Despite all the advocacy talk of the vulnerable child, practically no parent follows up a diagnosis of gifted-ness with care options. What they do though is engage in a symbolic economic exchange with the school system in order to obtain benefits for their children (as already mentioned, like skipping a grade). It is armed with the scientific diagnosis of gifted-ness that as symbolic good that parents then challenge the evaluation system so dominated by the institution of the school system in France. This diagnosis validates parents’ preexistence distrust of this institution (despite their children’s overall success in it, which shows the success of the advocacy group ideological work). What is threatening to these parents is the massification of, especially, primary education. Most of their discontent actually disappears once their children enter the secondary, and then higher, education system is which more differentiating and their children can pick more “elite” tracks and majors and they can join the “state nobility” described by Bourdieu.
But overall, Lignier shows that parents are more reformist than revolutionary when it comes to challenging the educational system in France. They want privileges for their children and an individualization of their educational socialization that they – the parents – can control. Very few parents ended up removing their children from the system entirely.
The focus on elementary education as focus on mistrust and discontent also comes from parents’ conception of their children abilities as “natural”, sometimes hereditary, but NEVER a product of the school system. Parents sometimes even deny their own involvement as they produce the narrative of gifted-ness as one of surprising and unexpected discovery, something that emerged spontaneously, without any prompting from the outside.
As you can see, this is a very rich book and one could only do it justice by quoting some of the multiple interview excerpts that Lignier uses, which, I can’t do here, obviously. But this is a great example of what a sociological analysis can bring to a topic that has so far been limited to and claimed by other disciplines (such as psychology). It is not the easiest read but it is not hard either, again, thanks to the many interview excerpts.
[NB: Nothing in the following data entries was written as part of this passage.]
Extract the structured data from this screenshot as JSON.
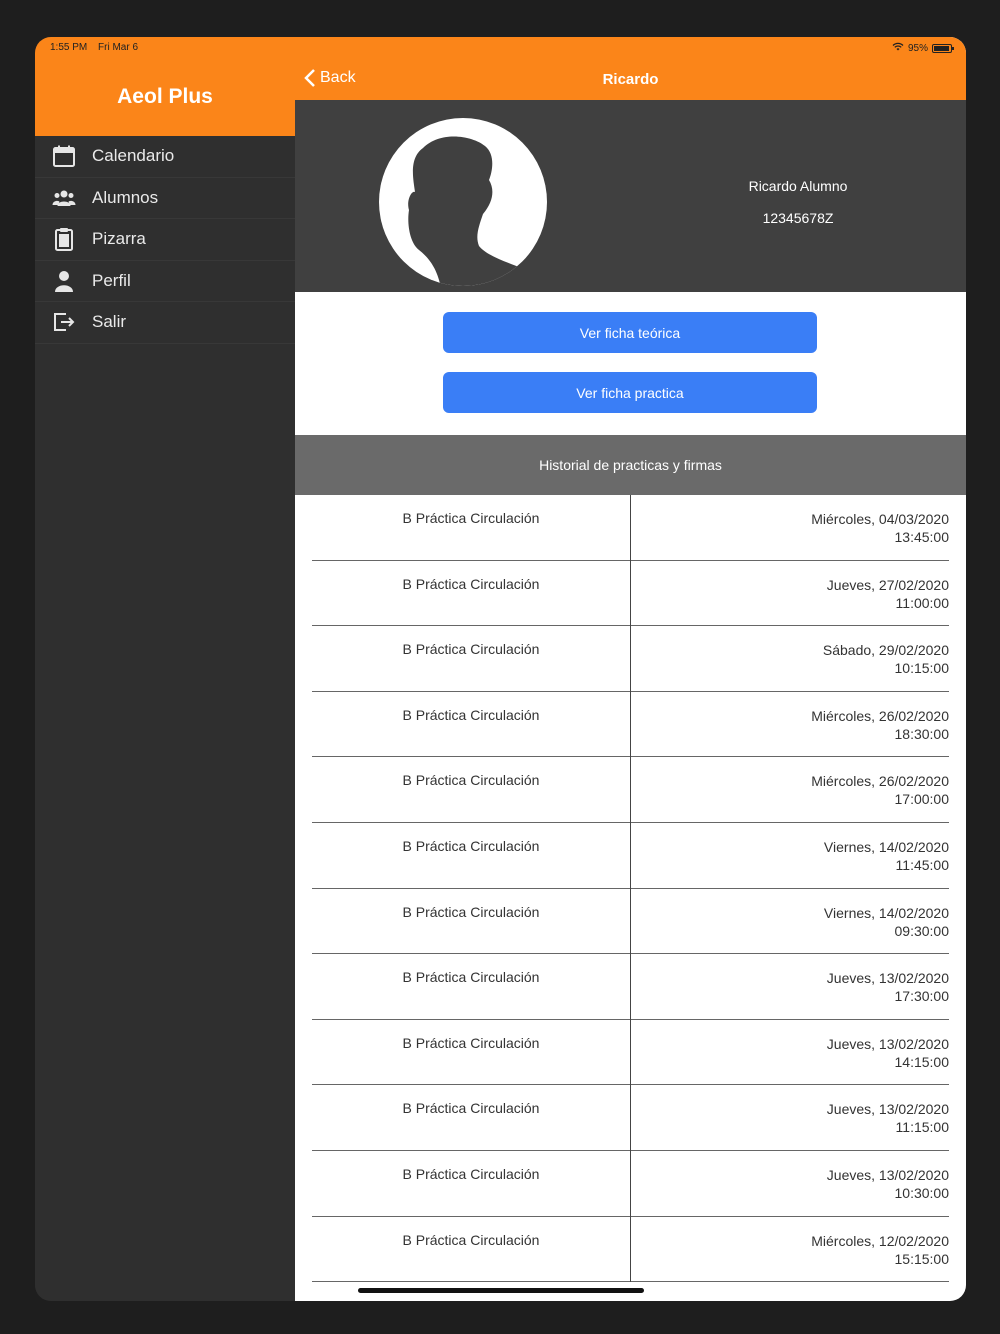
{
  "status": {
    "time": "1:55 PM",
    "date": "Fri Mar 6",
    "battery": "95%"
  },
  "sidebar": {
    "title": "Aeol Plus",
    "items": [
      {
        "label": "Calendario",
        "icon": "calendar-icon"
      },
      {
        "label": "Alumnos",
        "icon": "users-icon"
      },
      {
        "label": "Pizarra",
        "icon": "clipboard-icon"
      },
      {
        "label": "Perfil",
        "icon": "person-icon"
      },
      {
        "label": "Salir",
        "icon": "logout-icon"
      }
    ]
  },
  "navbar": {
    "back_label": "Back",
    "title": "Ricardo"
  },
  "profile": {
    "name": "Ricardo Alumno",
    "id": "12345678Z"
  },
  "actions": {
    "theory_label": "Ver ficha teórica",
    "practice_label": "Ver ficha practica"
  },
  "history": {
    "header": "Historial de practicas y firmas",
    "rows": [
      {
        "type": "B Práctica Circulación",
        "date": "Miércoles, 04/03/2020",
        "time": "13:45:00"
      },
      {
        "type": "B Práctica Circulación",
        "date": "Jueves, 27/02/2020",
        "time": "11:00:00"
      },
      {
        "type": "B Práctica Circulación",
        "date": "Sábado, 29/02/2020",
        "time": "10:15:00"
      },
      {
        "type": "B Práctica Circulación",
        "date": "Miércoles, 26/02/2020",
        "time": "18:30:00"
      },
      {
        "type": "B Práctica Circulación",
        "date": "Miércoles, 26/02/2020",
        "time": "17:00:00"
      },
      {
        "type": "B Práctica Circulación",
        "date": "Viernes, 14/02/2020",
        "time": "11:45:00"
      },
      {
        "type": "B Práctica Circulación",
        "date": "Viernes, 14/02/2020",
        "time": "09:30:00"
      },
      {
        "type": "B Práctica Circulación",
        "date": "Jueves, 13/02/2020",
        "time": "17:30:00"
      },
      {
        "type": "B Práctica Circulación",
        "date": "Jueves, 13/02/2020",
        "time": "14:15:00"
      },
      {
        "type": "B Práctica Circulación",
        "date": "Jueves, 13/02/2020",
        "time": "11:15:00"
      },
      {
        "type": "B Práctica Circulación",
        "date": "Jueves, 13/02/2020",
        "time": "10:30:00"
      },
      {
        "type": "B Práctica Circulación",
        "date": "Miércoles, 12/02/2020",
        "time": "15:15:00"
      }
    ]
  },
  "colors": {
    "accent": "#fb8519",
    "button": "#3a7ef6",
    "sidebar": "#2f2f2f",
    "profile_bg": "#404040",
    "section_header": "#6a6a6a"
  }
}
And here are some videos of Lignier himself discussing his research.
And here too: